How to Open a US Bank Account

International students should open a US-based bank account as soon as possible upon arriving in the country. If you’re planning on spending at least a semester in the United States, it’s worth your time to set up a bank account. Even if you have cash and traveler’s checks, the safety and convenience of a personal bank account will make your life easier. In the US economy, carrying large amounts of cash is a liability and mostly unnecessary thanks to debit and credit cards that safely link us to our finances.

How It Works

Once you open a bank account, you’ll receive a debit card and a checkbook—these are your methods of payment. With these tools, you can write personal checks for bills and ongoing expenses, accept electronic payments, deposit checks, and transfer money to and from others. You can also manage your finances and view your payment history online through your bank’s website.

Pick Your Bank

Chances are, there’s a bank near your school (or perhaps on campus) that is equipped and ready to help new students set up bank accounts. Student-friendly banks also tend to be more familiar with international students and the specific requirements they must meet when setting up an account. When in doubt, ask a campus official or advisor for their recommendation.

Pick Your Accounts

Bank accounts in the US tend to fall into two major categories: savings and checking. Savings is quite simply where you save your money. It’s an account that collects interest and you don’t usually withdraw from it (you can confirm the interest rate with a representative when you set up the account). Use it to save money whenever you have extra after paying your monthly expenses and bills. Checking is the primary account you’ll use for payments. It’s the account from which your debit card and checks withdraw. You can also set up an overdraft protection plan such that when your checking account is low on funds for a payment, your bank will withdraw the remainder from your savings account. This will save you from a penalty charge.

Get Your Paperwork

Once you’ve chosen your bank, call ahead to confirm they can accommodate international students. They may ask you to come in person to set up your account if the process is particularly involved. At this time, you’ll want to also inquire about which documents and other items the bank will need from you when you apply. Make an appointment to present these this in person if possible.

  • Current passport

  • Another form of picture identification (your student ID will work)

  • Immigration forms (I-94, I-20, DS-2019, and I-797—when in doubt, bring it)

  • Your contact information (a phone number, email, home address, school address, and work address if you have one)

  • Money to open the account

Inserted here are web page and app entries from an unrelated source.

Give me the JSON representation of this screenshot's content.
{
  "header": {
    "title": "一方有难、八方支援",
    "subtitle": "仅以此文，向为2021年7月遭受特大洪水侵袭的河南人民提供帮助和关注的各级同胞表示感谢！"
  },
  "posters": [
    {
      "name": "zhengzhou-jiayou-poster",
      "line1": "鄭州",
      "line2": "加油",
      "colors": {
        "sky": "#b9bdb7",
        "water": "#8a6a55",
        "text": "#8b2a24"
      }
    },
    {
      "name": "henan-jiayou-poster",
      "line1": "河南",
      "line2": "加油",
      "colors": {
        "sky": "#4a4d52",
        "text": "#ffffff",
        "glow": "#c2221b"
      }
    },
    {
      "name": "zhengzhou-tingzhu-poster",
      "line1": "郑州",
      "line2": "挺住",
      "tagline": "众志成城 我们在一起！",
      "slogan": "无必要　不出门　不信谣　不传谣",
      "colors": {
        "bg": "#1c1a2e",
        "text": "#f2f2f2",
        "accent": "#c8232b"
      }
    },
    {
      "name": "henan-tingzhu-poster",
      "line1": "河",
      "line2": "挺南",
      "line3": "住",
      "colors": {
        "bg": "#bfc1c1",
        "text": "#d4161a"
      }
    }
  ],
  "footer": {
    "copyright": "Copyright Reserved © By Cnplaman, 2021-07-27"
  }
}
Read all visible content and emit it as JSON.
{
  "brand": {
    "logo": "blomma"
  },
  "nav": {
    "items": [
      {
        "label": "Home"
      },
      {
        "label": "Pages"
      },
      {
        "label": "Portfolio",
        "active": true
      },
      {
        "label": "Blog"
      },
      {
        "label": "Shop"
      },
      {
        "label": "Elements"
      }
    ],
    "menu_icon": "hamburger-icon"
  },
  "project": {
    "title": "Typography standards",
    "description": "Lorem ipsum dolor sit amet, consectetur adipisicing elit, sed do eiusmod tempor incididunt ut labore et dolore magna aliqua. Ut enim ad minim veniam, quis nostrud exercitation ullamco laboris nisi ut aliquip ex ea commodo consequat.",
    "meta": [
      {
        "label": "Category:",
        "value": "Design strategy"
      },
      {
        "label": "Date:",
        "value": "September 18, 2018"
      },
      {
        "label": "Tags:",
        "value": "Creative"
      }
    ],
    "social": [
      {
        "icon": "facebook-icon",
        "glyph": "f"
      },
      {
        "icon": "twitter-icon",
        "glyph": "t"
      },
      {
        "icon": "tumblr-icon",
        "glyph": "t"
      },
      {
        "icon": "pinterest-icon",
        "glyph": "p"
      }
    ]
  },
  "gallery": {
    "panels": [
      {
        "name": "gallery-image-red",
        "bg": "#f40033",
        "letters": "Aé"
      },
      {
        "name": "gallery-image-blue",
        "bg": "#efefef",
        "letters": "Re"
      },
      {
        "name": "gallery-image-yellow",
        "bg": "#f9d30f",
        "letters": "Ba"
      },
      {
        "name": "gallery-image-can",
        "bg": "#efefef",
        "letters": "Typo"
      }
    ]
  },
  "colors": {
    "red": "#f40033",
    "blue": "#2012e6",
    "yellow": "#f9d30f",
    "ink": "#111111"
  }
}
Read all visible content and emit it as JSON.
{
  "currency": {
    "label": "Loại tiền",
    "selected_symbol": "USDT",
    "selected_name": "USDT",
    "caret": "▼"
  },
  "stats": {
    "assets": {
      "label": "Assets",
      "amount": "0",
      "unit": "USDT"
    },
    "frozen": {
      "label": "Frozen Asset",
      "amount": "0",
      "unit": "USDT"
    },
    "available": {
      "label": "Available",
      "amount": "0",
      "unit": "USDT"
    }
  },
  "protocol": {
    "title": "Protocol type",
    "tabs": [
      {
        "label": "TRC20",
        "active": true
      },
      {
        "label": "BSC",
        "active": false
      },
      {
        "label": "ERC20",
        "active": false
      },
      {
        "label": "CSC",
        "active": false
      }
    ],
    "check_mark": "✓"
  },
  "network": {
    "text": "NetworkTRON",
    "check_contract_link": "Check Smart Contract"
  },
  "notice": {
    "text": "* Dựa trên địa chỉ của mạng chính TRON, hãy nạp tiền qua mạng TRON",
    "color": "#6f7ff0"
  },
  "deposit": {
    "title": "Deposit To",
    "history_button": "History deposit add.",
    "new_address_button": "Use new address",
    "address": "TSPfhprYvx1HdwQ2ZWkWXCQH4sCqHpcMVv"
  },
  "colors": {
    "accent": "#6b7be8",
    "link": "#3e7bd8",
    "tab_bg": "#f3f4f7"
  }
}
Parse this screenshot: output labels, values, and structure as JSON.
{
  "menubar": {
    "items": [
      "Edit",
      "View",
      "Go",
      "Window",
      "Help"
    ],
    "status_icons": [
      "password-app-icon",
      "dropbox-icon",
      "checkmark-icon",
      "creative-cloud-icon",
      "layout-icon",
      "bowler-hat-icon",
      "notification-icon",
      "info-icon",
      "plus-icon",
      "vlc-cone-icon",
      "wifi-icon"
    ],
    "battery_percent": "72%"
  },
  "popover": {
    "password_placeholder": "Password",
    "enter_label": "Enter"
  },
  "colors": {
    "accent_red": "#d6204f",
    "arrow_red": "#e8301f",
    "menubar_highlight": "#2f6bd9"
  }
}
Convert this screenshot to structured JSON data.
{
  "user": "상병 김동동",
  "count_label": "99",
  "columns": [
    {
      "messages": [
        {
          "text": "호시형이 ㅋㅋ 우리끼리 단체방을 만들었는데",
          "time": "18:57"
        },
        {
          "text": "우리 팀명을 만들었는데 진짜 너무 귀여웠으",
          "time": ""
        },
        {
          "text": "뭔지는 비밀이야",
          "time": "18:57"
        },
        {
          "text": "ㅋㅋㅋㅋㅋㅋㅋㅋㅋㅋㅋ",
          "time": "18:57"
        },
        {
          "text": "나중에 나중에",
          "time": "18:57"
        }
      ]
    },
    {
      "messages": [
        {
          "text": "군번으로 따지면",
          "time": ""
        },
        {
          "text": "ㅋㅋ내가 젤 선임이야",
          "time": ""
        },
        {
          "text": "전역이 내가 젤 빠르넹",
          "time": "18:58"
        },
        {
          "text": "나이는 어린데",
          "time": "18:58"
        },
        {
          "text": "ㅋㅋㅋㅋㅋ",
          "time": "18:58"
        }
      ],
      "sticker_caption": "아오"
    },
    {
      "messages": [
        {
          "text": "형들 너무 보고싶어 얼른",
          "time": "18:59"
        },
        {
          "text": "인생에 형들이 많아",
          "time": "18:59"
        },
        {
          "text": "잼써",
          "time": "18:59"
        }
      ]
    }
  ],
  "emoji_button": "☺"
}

  • Official enrollment letter from your school (signed and printed on your school’s official letterhead)

Congratulations! You’ve taken the first major step towards financial independence. Good luck with your new US-based bank account and all the advantages it has to offer.